There are many types of pellet mills that can be generally grouped into large-scale and small-scale types.
There are two common types of large-scale pellet mills: flat die mills and ring die mills. Flat die mills use a flat die with slots. The powder is introduced to the top of the die and as the die rotates a roller presses the powder through the holes in the die. A cutter on the other side of the die cuts the exposed pellet free from the die. In the ring die there are radial slot throughout the die. Powder is fed into the inside of the die and spreaders evenly distribute the powder. Two rollers then compress the powder through the die holes. Two cutters are used to cut the pellets free from the outside of the die.
Small-scale mills are usually variations of screw presses or hydraulic presses. The same basic process is used for both types. A die, also known as a mold, holds the uncompressed powder in a shaped pocket. The pocket shape defined the final pellet shape. A platen is attached to the end of the screw (in a screw press) or the ram (in a hydraulic press) which compresses the powder.
Some platens are heated to speed up the time it takes and improve the overall structure of the pellet. They may also have water ports for quick cooling between uses.
Animal feed pellets are usually a mixture of dry powdered feedstock, such as flour, sawdust, or grass, and a wet ingredient, such as molasses or steam.
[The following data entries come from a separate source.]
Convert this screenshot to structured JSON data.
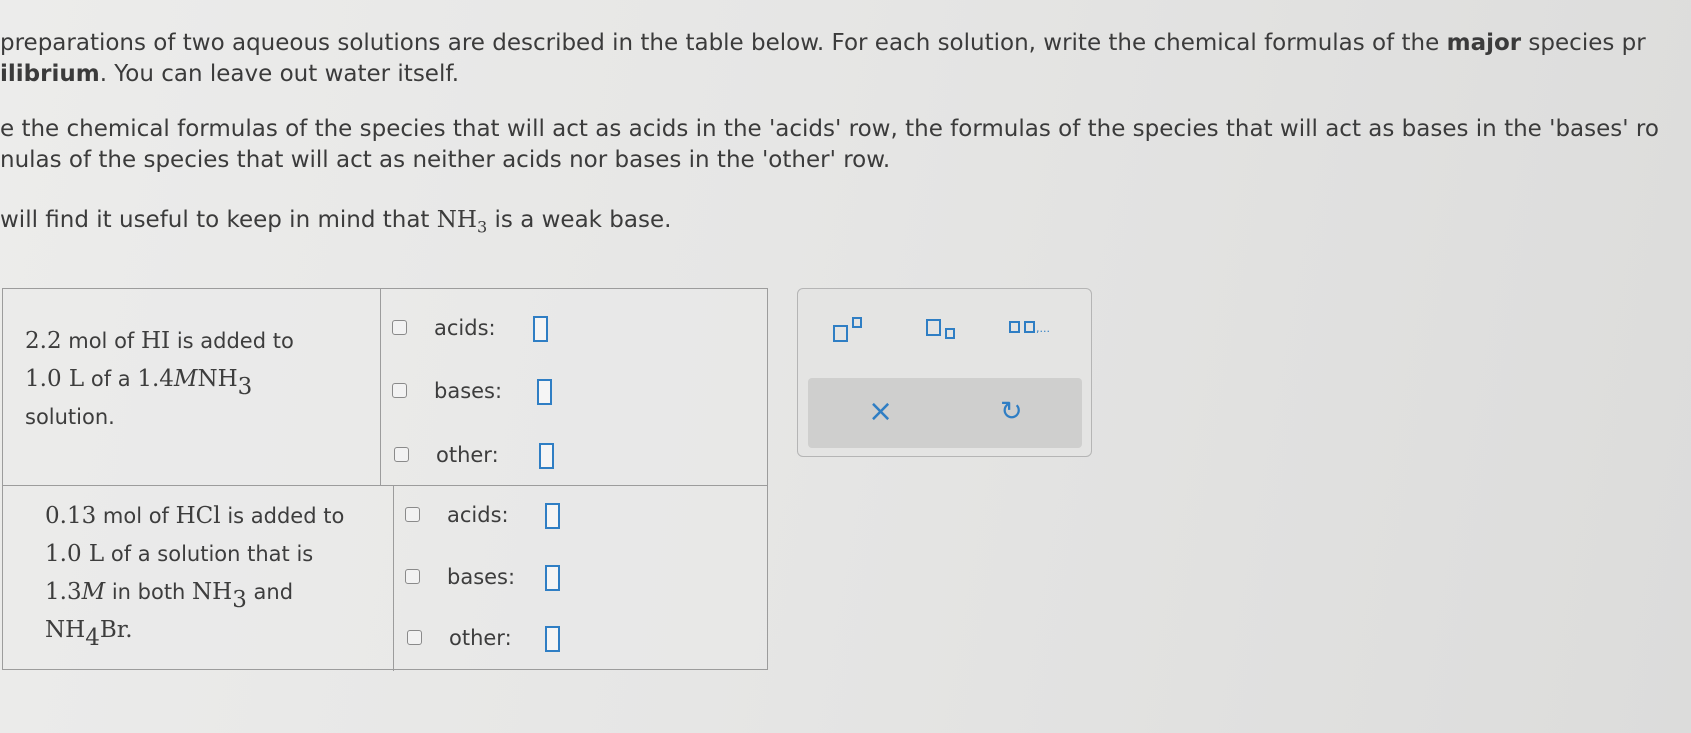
{
  "instructions": {
    "p1_line1_a": "preparations of two aqueous solutions are described in the table below. For each solution, write the chemical formulas of the ",
    "p1_line1_bold": "major",
    "p1_line1_b": " species pr",
    "p1_line2_bold": "ilibrium",
    "p1_line2_rest": ". You can leave out water itself.",
    "p2_line1": "e the chemical formulas of the species that will act as acids in the 'acids' row, the formulas of the species that will act as bases in the 'bases' ro",
    "p2_line2": "nulas of the species that will act as neither acids nor bases in the 'other' row.",
    "p3_before": "will find it useful to keep in mind that ",
    "p3_formula": "NH",
    "p3_sub": "3",
    "p3_after": " is a weak base."
  },
  "table": {
    "row1": {
      "line1_num": "2.2",
      "line1_text": " mol of ",
      "line1_formula": "HI",
      "line1_end": " is added to",
      "line2_num": "1.0 L",
      "line2_text": " of a ",
      "line2_conc": "1.4",
      "line2_unit": "M",
      "line2_formula": "NH",
      "line2_sub": "3",
      "line3": "solution.",
      "acids_label": "acids:",
      "bases_label": "bases:",
      "other_label": "other:"
    },
    "row2": {
      "line1_num": "0.13",
      "line1_text": " mol of ",
      "line1_formula": "HCl",
      "line1_end": " is added to",
      "line2_num": "1.0 L",
      "line2_text": " of a solution that is",
      "line3_conc": "1.3",
      "line3_unit": "M",
      "line3_text": " in both ",
      "line3_formula": "NH",
      "line3_sub": "3",
      "line3_end": " and",
      "line4_formula": "NH",
      "line4_sub": "4",
      "line4_end": "Br.",
      "acids_label": "acids:",
      "bases_label": "bases:",
      "other_label": "other:"
    }
  },
  "toolbar": {
    "list_dots": ",...",
    "clear_symbol": "×",
    "undo_symbol": "↻"
  },
  "colors": {
    "accent": "#2f7ec4",
    "text": "#3b3b3b",
    "border": "#9c9c9c"
  }
}
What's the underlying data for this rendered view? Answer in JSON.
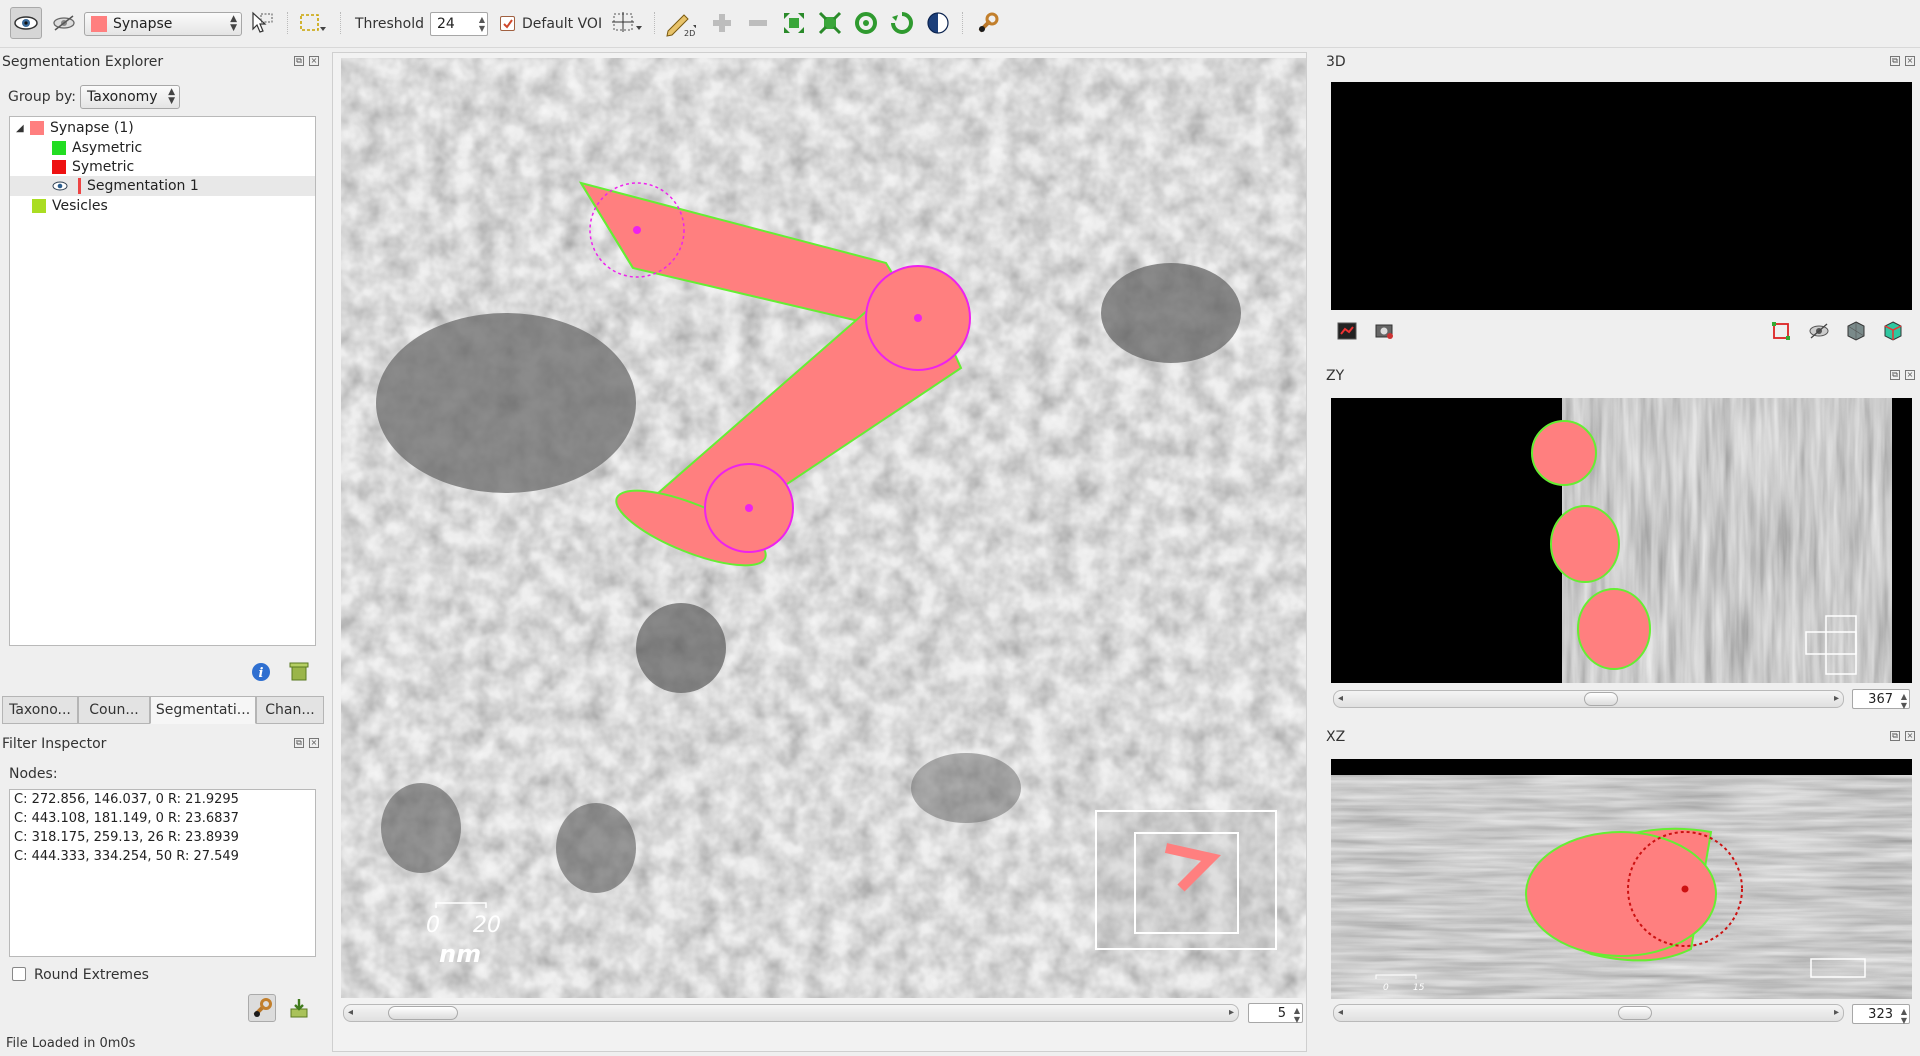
{
  "toolbar": {
    "segmentation_category": "Synapse",
    "threshold_label": "Threshold",
    "threshold_value": "24",
    "default_voi_label": "Default VOI",
    "default_voi_checked": true
  },
  "segmentation_explorer": {
    "title": "Segmentation Explorer",
    "group_by_label": "Group by:",
    "group_by_value": "Taxonomy",
    "tree": [
      {
        "label": "Synapse (1)",
        "color": "#ff7f7f"
      },
      {
        "label": "Asymetric",
        "color": "#22dd22"
      },
      {
        "label": "Symetric",
        "color": "#ee1111"
      },
      {
        "label": "Segmentation 1",
        "color": "#ff7f7f"
      },
      {
        "label": "Vesicles",
        "color": "#aadd22"
      }
    ],
    "tabs": [
      "Taxono...",
      "Coun...",
      "Segmentati...",
      "Chan..."
    ],
    "selected_tab": "Segmentati..."
  },
  "filter_inspector": {
    "title": "Filter Inspector",
    "nodes_label": "Nodes:",
    "nodes": [
      "C: 272.856, 146.037, 0 R: 21.9295",
      "C: 443.108, 181.149, 0 R: 23.6837",
      "C: 318.175, 259.13, 26 R: 23.8939",
      "C: 444.333, 334.254, 50 R: 27.549"
    ],
    "round_extremes_label": "Round Extremes",
    "round_extremes_checked": false
  },
  "main_view": {
    "scale_min": "0",
    "scale_max": "20",
    "scale_unit": "nm",
    "slice": "5"
  },
  "views": {
    "view3d_title": "3D",
    "zy_title": "ZY",
    "zy_slice": "367",
    "xz_title": "XZ",
    "xz_slice": "323",
    "xz_scale_min": "0",
    "xz_scale_max": "15"
  },
  "status_bar": {
    "message": "File Loaded in 0m0s"
  },
  "colors": {
    "segmentation_fill": "#ff7f7f",
    "outline_green": "#66ee33",
    "node_magenta": "#ee22ee"
  },
  "icons": [
    "eye-icon",
    "eye-hidden-icon",
    "pointer-select-icon",
    "region-select-icon",
    "voi-tool-icon",
    "pencil-2d-icon",
    "plus-icon",
    "minus-icon",
    "dilate-icon",
    "erode-icon",
    "fill-icon",
    "close-icon-green",
    "open-icon",
    "filter-wrench-icon",
    "info-icon",
    "delete-icon",
    "gear-icon"
  ]
}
Feedstocks for pellet mills can sometimes break down and then re-form, or polymerize, under the extreme heat and pressure of the pellet mill.
- Pietsch, Wolfgang (2005), Agglomeration in Industry: Occurrence and Applications 1, Wiley-VCH, p. 254, ISBN 978-3-527-30582-7.
- Matz, Samuel A. (1991), The chemistry and technology of cereals as food and feed (2nd ed.), Springer, p. 328, ISBN 978-0-442-30830-8.
- Connecticut Agricultural Experiment Station (1898), Tenth Annual Report of the Storrs Agricultural Experiment Station, Storrs, Conn. 1897, Pelton & King, pp. 208–209.